DREDF http://www.dredf.org/ phone:510.644.2555 located in Berkeley. They have sample letters on their website.
Family Resource Network http://www.frnoakland.org phone: 510-547-732 located in Oakland
Matrix http://www.matrixparents.org/ phone: 800.578.2592
Don't have an address for SF area.
They have advocates that are free to you.
You do not need an attorney to start the process. Attorneys are valid for challenging cases, e.g. where services are not provided, but not needed to get an assessment.
Once you talk to one of the above, they can help you over the phone with what you need immediately. They also provide group trainings to understand the basics of Special Education law: the process, timelines, the school districts responsibilities, your basic rights.
Should you need an advocate for extended help, the above organizations will be able to refer to you independent advocates who will charge you. They also have a list of attorneys specialized in Special Education. Every child deserves a good education.
I'm looking for an educational advocate to help me get my daughter's Oakland Public elementary school to comply with her 504 plan. There's an intriguing posting in the archives, but it contains no contact information for the advocate who is described as follows: ''He has never lost a case. Sharp as a tack. Sweet and funny, too. His non-combative nature during IEPs is all ordered and part of a plan. He can get you what you need.'' Sounds like what I'm looking for, but who is he? Anyone else like this around?

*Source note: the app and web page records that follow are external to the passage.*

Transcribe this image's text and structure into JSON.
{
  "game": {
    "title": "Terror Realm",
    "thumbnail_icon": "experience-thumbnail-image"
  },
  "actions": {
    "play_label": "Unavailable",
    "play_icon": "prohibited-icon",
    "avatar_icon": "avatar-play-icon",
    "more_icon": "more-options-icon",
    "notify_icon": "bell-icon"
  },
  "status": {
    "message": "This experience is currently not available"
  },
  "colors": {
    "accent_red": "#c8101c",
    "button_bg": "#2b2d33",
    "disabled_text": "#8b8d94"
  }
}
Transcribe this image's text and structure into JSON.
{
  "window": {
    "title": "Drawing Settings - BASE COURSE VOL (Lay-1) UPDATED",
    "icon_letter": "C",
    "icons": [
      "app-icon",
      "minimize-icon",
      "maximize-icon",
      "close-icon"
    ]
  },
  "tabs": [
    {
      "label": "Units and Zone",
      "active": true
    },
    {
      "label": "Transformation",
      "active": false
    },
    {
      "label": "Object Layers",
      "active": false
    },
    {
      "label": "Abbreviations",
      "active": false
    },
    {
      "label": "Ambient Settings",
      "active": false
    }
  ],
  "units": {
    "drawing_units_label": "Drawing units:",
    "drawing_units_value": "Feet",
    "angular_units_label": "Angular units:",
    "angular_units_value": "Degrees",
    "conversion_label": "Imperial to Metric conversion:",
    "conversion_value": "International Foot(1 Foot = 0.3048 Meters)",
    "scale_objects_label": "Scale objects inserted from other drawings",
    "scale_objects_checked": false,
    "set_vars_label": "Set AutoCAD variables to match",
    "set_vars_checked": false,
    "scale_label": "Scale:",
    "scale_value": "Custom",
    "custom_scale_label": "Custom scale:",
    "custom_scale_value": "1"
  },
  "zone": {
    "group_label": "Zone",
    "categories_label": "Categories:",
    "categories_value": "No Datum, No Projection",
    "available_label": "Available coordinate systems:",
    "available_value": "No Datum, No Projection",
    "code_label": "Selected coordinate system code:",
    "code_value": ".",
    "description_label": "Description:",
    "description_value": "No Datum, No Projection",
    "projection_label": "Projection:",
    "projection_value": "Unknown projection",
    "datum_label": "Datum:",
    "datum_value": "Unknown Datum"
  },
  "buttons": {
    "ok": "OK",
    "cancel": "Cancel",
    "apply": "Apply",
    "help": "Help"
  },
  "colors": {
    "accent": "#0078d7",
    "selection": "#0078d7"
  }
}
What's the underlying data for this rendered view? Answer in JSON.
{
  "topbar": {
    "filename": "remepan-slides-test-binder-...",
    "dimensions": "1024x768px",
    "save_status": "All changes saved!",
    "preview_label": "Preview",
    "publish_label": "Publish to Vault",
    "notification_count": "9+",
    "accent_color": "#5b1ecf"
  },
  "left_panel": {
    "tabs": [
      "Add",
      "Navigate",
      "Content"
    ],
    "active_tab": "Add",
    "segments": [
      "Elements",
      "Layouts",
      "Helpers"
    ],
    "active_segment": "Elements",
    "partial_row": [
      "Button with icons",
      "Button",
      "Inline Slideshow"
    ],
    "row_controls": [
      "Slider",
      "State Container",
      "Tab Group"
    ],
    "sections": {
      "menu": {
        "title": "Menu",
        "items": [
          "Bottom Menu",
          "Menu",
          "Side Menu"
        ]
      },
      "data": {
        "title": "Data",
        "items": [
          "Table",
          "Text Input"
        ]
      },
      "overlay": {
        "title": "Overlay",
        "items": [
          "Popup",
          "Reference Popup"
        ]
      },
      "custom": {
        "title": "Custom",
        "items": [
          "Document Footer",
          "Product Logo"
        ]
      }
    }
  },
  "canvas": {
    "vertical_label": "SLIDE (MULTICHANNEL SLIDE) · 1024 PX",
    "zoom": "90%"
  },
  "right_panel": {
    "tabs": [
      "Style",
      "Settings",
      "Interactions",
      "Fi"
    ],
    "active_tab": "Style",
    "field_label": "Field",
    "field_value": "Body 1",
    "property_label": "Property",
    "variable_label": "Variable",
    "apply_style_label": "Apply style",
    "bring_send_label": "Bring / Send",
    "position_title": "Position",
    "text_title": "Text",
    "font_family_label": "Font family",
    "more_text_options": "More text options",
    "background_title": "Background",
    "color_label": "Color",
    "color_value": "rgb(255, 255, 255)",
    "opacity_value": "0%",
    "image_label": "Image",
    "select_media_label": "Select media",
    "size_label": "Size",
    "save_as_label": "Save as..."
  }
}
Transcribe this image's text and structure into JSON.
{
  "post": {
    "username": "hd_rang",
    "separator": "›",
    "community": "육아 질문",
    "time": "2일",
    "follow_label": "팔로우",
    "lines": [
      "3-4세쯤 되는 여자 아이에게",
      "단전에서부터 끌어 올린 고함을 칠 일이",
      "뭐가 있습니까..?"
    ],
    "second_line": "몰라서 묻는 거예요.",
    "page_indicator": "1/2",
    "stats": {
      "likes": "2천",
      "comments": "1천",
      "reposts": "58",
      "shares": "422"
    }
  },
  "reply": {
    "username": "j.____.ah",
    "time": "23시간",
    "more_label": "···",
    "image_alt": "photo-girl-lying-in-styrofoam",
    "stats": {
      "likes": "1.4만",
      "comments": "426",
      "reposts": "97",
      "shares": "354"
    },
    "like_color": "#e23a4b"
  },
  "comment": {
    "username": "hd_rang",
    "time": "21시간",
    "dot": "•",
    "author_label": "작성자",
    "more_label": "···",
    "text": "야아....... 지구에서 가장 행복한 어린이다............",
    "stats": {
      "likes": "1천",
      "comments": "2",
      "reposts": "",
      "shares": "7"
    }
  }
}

Have you checked out DREDF, Disability Rights Education and Defense Fund? They have a website that has a lot of information about what they do and they are located in Berkeley: http://www.dredf.org/ I had a training recently from a parent advocate and was very impressed by her knowledge and advocacy. sherri